◆ What the exercise asks: Lines that include "Qualified" make up the answer; copy all of them from the data below.

[Page and application data records]

=====

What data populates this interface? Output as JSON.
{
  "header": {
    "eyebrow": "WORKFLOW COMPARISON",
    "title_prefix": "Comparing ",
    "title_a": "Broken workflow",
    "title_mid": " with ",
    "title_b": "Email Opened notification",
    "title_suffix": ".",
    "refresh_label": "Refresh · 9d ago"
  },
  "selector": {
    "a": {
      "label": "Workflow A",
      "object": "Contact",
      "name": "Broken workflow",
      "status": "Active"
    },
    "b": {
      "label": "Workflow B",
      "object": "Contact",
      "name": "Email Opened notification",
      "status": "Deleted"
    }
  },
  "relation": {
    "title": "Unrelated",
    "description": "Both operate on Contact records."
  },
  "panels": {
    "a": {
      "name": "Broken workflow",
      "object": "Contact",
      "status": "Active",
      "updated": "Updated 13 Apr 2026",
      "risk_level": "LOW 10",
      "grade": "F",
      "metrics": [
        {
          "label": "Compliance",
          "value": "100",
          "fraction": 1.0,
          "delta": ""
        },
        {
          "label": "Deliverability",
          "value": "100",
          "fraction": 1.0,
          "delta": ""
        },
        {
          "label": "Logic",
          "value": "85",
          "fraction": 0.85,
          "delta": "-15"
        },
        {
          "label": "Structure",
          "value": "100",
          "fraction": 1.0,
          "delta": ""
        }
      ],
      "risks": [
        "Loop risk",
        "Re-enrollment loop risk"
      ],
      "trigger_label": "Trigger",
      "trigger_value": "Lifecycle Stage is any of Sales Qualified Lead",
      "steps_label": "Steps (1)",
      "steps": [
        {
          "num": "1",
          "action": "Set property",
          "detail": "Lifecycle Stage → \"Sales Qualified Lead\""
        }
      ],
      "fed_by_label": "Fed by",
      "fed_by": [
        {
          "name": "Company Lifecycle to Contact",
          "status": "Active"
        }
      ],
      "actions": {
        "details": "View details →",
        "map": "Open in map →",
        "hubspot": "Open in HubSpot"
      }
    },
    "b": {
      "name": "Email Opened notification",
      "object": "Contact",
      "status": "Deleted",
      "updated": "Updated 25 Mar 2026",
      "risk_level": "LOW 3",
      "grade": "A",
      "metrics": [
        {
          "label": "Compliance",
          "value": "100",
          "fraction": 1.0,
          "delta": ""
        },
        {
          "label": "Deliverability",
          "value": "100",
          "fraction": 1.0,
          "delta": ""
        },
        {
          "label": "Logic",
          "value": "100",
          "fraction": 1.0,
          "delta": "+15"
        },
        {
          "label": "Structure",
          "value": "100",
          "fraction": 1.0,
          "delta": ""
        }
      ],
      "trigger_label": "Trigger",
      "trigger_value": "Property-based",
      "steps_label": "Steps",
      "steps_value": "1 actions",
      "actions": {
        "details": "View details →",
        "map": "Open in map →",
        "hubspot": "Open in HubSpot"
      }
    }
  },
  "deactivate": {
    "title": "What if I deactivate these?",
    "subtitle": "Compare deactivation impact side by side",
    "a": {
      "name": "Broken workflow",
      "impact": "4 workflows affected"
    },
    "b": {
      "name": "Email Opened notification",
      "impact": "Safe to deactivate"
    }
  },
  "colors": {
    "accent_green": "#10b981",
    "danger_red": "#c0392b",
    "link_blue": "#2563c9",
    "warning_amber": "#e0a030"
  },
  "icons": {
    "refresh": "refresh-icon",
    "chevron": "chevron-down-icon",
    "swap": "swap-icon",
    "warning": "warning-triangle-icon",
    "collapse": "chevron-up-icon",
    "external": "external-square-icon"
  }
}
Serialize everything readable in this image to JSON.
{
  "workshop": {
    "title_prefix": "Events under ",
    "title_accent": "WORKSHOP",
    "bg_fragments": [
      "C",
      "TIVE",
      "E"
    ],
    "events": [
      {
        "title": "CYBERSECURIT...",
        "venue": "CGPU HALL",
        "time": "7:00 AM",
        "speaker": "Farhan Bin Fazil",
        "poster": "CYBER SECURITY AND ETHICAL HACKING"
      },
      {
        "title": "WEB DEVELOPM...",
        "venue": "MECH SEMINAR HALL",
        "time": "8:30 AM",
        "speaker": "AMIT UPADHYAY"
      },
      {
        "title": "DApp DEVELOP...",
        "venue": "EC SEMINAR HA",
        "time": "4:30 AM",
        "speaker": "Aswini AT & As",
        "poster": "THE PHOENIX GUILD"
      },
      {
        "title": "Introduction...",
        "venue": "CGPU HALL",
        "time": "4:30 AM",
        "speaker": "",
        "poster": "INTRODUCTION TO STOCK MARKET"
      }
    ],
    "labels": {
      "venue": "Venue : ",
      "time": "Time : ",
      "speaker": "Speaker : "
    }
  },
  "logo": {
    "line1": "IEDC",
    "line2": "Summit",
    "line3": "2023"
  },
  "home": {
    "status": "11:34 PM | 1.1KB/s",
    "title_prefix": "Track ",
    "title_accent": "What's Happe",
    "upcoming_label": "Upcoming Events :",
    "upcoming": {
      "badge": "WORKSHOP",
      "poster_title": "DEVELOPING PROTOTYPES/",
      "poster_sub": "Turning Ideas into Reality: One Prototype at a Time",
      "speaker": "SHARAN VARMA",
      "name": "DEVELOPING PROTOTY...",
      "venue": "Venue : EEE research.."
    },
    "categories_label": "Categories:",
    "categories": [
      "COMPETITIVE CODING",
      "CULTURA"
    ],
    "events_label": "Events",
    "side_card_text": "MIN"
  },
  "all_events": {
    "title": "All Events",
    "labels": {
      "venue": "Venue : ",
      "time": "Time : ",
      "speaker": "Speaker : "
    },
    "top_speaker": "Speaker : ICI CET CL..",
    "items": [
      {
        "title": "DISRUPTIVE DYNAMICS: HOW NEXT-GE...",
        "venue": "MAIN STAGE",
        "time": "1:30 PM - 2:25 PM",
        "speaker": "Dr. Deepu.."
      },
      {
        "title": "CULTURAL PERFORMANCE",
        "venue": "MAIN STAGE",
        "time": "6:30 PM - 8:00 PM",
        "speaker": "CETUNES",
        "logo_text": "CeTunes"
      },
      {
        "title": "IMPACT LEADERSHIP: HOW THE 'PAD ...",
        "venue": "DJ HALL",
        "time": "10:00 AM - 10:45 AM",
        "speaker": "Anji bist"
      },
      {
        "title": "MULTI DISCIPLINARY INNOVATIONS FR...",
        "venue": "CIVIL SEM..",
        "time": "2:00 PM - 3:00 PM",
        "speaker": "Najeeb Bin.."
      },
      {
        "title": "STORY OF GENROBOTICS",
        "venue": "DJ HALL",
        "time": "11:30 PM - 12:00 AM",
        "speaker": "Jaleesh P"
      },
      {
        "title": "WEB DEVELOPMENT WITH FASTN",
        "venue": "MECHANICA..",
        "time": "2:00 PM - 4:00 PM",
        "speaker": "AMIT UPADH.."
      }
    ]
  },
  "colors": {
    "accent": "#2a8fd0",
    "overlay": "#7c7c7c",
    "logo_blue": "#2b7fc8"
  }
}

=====

◆ Reply:
      "trigger_value": "Lifecycle Stage is any of Sales Qualified Lead",
          "detail": "Lifecycle Stage → \"Sales Qualified Lead\""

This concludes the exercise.